There are many different types of lotteries, including those that use balls to select numbers, and those that require players to pick only three or four numbers. Most state and local governments run these games, but some are private enterprises.

Historically, many of the first lottery-style games were designed as means of raising money for public projects or aiding the poor. In the United States, for example, a number of state and municipal lottery funds have been used to build colleges such as Harvard, Dartmouth, Yale, King’s College (now Columbia), William and Mary, Union, and Brown University.

In the 17th century, lotteries were established in England and the Netherlands to raise money for a variety of purposes.
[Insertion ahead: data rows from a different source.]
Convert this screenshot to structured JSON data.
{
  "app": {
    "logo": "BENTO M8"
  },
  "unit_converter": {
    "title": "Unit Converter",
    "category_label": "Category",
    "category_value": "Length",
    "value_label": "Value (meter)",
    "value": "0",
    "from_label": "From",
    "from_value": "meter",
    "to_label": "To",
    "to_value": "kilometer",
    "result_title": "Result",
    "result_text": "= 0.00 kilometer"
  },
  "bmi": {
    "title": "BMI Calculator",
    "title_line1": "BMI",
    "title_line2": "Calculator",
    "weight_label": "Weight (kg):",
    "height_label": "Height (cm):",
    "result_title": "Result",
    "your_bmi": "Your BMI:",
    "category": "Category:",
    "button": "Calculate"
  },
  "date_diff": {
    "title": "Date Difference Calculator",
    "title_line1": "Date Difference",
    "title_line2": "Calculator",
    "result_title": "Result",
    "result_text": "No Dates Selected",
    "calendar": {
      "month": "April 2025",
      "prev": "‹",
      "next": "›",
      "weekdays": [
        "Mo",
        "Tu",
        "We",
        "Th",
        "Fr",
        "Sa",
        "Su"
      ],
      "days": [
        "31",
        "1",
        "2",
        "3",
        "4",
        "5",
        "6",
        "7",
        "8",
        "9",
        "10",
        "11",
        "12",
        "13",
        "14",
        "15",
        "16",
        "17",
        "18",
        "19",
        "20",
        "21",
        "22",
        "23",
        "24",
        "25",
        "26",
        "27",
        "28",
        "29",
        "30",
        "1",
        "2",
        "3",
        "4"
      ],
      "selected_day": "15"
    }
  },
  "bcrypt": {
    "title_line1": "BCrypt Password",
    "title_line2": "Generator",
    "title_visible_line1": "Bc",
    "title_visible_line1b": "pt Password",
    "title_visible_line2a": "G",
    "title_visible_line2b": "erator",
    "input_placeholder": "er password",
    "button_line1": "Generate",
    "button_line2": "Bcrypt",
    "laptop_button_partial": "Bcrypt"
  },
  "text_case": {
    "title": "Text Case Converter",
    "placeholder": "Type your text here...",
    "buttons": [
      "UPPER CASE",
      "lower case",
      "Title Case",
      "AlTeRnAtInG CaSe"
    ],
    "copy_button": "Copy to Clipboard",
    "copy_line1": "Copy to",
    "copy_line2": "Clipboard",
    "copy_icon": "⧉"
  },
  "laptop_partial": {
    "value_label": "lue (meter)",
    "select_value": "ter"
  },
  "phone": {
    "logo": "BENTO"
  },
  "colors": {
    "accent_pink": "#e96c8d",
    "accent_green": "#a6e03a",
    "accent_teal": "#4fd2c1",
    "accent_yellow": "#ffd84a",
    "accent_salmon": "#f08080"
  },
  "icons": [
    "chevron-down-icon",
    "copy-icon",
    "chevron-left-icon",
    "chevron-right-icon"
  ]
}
They were also popular in China, where they are believed to have helped fund the Great Wall of China.

They were also used to raise funds for the Revolutionary War in the United States. At the outset, the Continental Congress voted to establish a lottery to help pay for the war. They were later banned, but public lotteries became popular and continued to be used to finance public projects throughout the United States.

When deciding whether or not to purchase a lottery ticket, it is important to consider both the probability of winning and the expected value. The former is a function of the odds of winning, which may be higher for a smaller prize than for a larger one. The latter is a function of the expected utility that can be obtained by playing the game, which may be greater than the disutility of losing a monetary amount.

Some economists argue that the optimum choice of lottery games depends on the individual’s level of risk aversion. In general, people who maximize their expected value will prefer to avoid the risk of a monetary loss while enjoying the non-monetary gain resulting from a lottery ticket purchase.

However, others argue that the optimum choice of lottery games should depend on the individual’s overall expected utility. If the non-monetary gains associated with the purchase of a lottery ticket outweigh the monetary losses, then the decision to buy a ticket can be made rationally.

The purchase of a lottery ticket can be accounted for in decision models that use the expected utility function. This can be done by adjusting the curvature of the utility function to reflect risk-seeking behavior.

For most people, a lottery is not a good investment because the odds are low and it is difficult to predict the outcome of any draw. This is especially true for large jackpots, such as the Mega Millions and Powerball, which can be worth billions of dollars to a winner.